THE DATA:
+===+

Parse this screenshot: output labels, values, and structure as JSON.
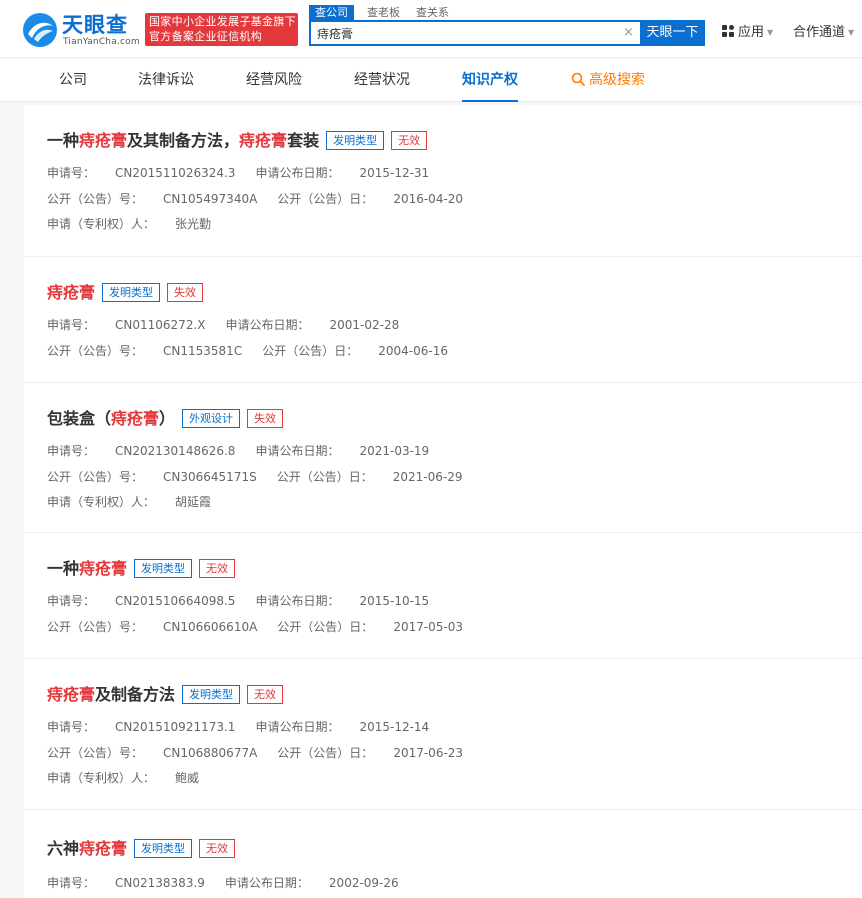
{
  "header": {
    "logo_cn": "天眼查",
    "logo_en": "TianYanCha.com",
    "gov_badge_line1": "国家中小企业发展子基金旗下",
    "gov_badge_line2": "官方备案企业征信机构",
    "search_tabs": [
      "查公司",
      "查老板",
      "查关系"
    ],
    "search_value": "痔疮膏",
    "search_clear": "×",
    "search_button": "天眼一下",
    "apps_label": "应用",
    "partner_label": "合作通道"
  },
  "nav": {
    "items": [
      "公司",
      "法律诉讼",
      "经营风险",
      "经营状况",
      "知识产权",
      "高级搜索"
    ],
    "active_index": 4
  },
  "labels": {
    "app_no": "申请号：",
    "app_pub_date": "申请公布日期：",
    "pub_no": "公开（公告）号：",
    "pub_date": "公开（公告）日：",
    "applicant": "申请（专利权）人："
  },
  "patents": [
    {
      "title_parts": [
        [
          "一种",
          false
        ],
        [
          "痔疮膏",
          true
        ],
        [
          "及其制备方法，",
          false
        ],
        [
          "痔疮膏",
          true
        ],
        [
          "套装",
          false
        ]
      ],
      "type": "发明类型",
      "status": "无效",
      "app_no": "CN201511026324.3",
      "app_pub_date": "2015-12-31",
      "pub_no": "CN105497340A",
      "pub_date": "2016-04-20",
      "applicant": "张光勤"
    },
    {
      "title_parts": [
        [
          "痔疮膏",
          true
        ]
      ],
      "type": "发明类型",
      "status": "失效",
      "app_no": "CN01106272.X",
      "app_pub_date": "2001-02-28",
      "pub_no": "CN1153581C",
      "pub_date": "2004-06-16",
      "applicant": ""
    },
    {
      "title_parts": [
        [
          "包装盒（",
          false
        ],
        [
          "痔疮膏",
          true
        ],
        [
          "）",
          false
        ]
      ],
      "type": "外观设计",
      "status": "失效",
      "app_no": "CN202130148626.8",
      "app_pub_date": "2021-03-19",
      "pub_no": "CN306645171S",
      "pub_date": "2021-06-29",
      "applicant": "胡延霞"
    },
    {
      "title_parts": [
        [
          "一种",
          false
        ],
        [
          "痔疮膏",
          true
        ]
      ],
      "type": "发明类型",
      "status": "无效",
      "app_no": "CN201510664098.5",
      "app_pub_date": "2015-10-15",
      "pub_no": "CN106606610A",
      "pub_date": "2017-05-03",
      "applicant": ""
    },
    {
      "title_parts": [
        [
          "痔疮膏",
          true
        ],
        [
          "及制备方法",
          false
        ]
      ],
      "type": "发明类型",
      "status": "无效",
      "app_no": "CN201510921173.1",
      "app_pub_date": "2015-12-14",
      "pub_no": "CN106880677A",
      "pub_date": "2017-06-23",
      "applicant": "鲍威"
    },
    {
      "title_parts": [
        [
          "六神",
          false
        ],
        [
          "痔疮膏",
          true
        ]
      ],
      "type": "发明类型",
      "status": "无效",
      "app_no": "CN02138383.9",
      "app_pub_date": "2002-09-26",
      "pub_no": "",
      "pub_date": "",
      "applicant": ""
    }
  ],
  "colors": {
    "brand_blue": "#0a6fcf",
    "highlight_red": "#e4393c",
    "advanced_orange": "#ff7a00"
  }
}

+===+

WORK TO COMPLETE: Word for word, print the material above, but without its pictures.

ANSWER FOR THE TASK:
Parse this screenshot: output labels, values, and structure as JSON.
{
  "header": {
    "logo_cn": "天眼查",
    "logo_en": "TianYanCha.com",
    "gov_badge_line1": "国家中小企业发展子基金旗下",
    "gov_badge_line2": "官方备案企业征信机构",
    "search_tabs": [
      "查公司",
      "查老板",
      "查关系"
    ],
    "search_value": "痔疮膏",
    "search_clear": "×",
    "search_button": "天眼一下",
    "apps_label": "应用",
    "partner_label": "合作通道"
  },
  "nav": {
    "items": [
      "公司",
      "法律诉讼",
      "经营风险",
      "经营状况",
      "知识产权",
      "高级搜索"
    ],
    "active_index": 4
  },
  "labels": {
    "app_no": "申请号：",
    "app_pub_date": "申请公布日期：",
    "pub_no": "公开（公告）号：",
    "pub_date": "公开（公告）日：",
    "applicant": "申请（专利权）人："
  },
  "patents": [
    {
      "title_parts": [
        [
          "一种",
          false
        ],
        [
          "痔疮膏",
          true
        ],
        [
          "及其制备方法，",
          false
        ],
        [
          "痔疮膏",
          true
        ],
        [
          "套装",
          false
        ]
      ],
      "type": "发明类型",
      "status": "无效",
      "app_no": "CN201511026324.3",
      "app_pub_date": "2015-12-31",
      "pub_no": "CN105497340A",
      "pub_date": "2016-04-20",
      "applicant": "张光勤"
    },
    {
      "title_parts": [
        [
          "痔疮膏",
          true
        ]
      ],
      "type": "发明类型",
      "status": "失效",
      "app_no": "CN01106272.X",
      "app_pub_date": "2001-02-28",
      "pub_no": "CN1153581C",
      "pub_date": "2004-06-16",
      "applicant": ""
    },
    {
      "title_parts": [
        [
          "包装盒（",
          false
        ],
        [
          "痔疮膏",
          true
        ],
        [
          "）",
          false
        ]
      ],
      "type": "外观设计",
      "status": "失效",
      "app_no": "CN202130148626.8",
      "app_pub_date": "2021-03-19",
      "pub_no": "CN306645171S",
      "pub_date": "2021-06-29",
      "applicant": "胡延霞"
    },
    {
      "title_parts": [
        [
          "一种",
          false
        ],
        [
          "痔疮膏",
          true
        ]
      ],
      "type": "发明类型",
      "status": "无效",
      "app_no": "CN201510664098.5",
      "app_pub_date": "2015-10-15",
      "pub_no": "CN106606610A",
      "pub_date": "2017-05-03",
      "applicant": ""
    },
    {
      "title_parts": [
        [
          "痔疮膏",
          true
        ],
        [
          "及制备方法",
          false
        ]
      ],
      "type": "发明类型",
      "status": "无效",
      "app_no": "CN201510921173.1",
      "app_pub_date": "2015-12-14",
      "pub_no": "CN106880677A",
      "pub_date": "2017-06-23",
      "applicant": "鲍威"
    },
    {
      "title_parts": [
        [
          "六神",
          false
        ],
        [
          "痔疮膏",
          true
        ]
      ],
      "type": "发明类型",
      "status": "无效",
      "app_no": "CN02138383.9",
      "app_pub_date": "2002-09-26",
      "pub_no": "",
      "pub_date": "",
      "applicant": ""
    }
  ],
  "colors": {
    "brand_blue": "#0a6fcf",
    "highlight_red": "#e4393c",
    "advanced_orange": "#ff7a00"
  }
}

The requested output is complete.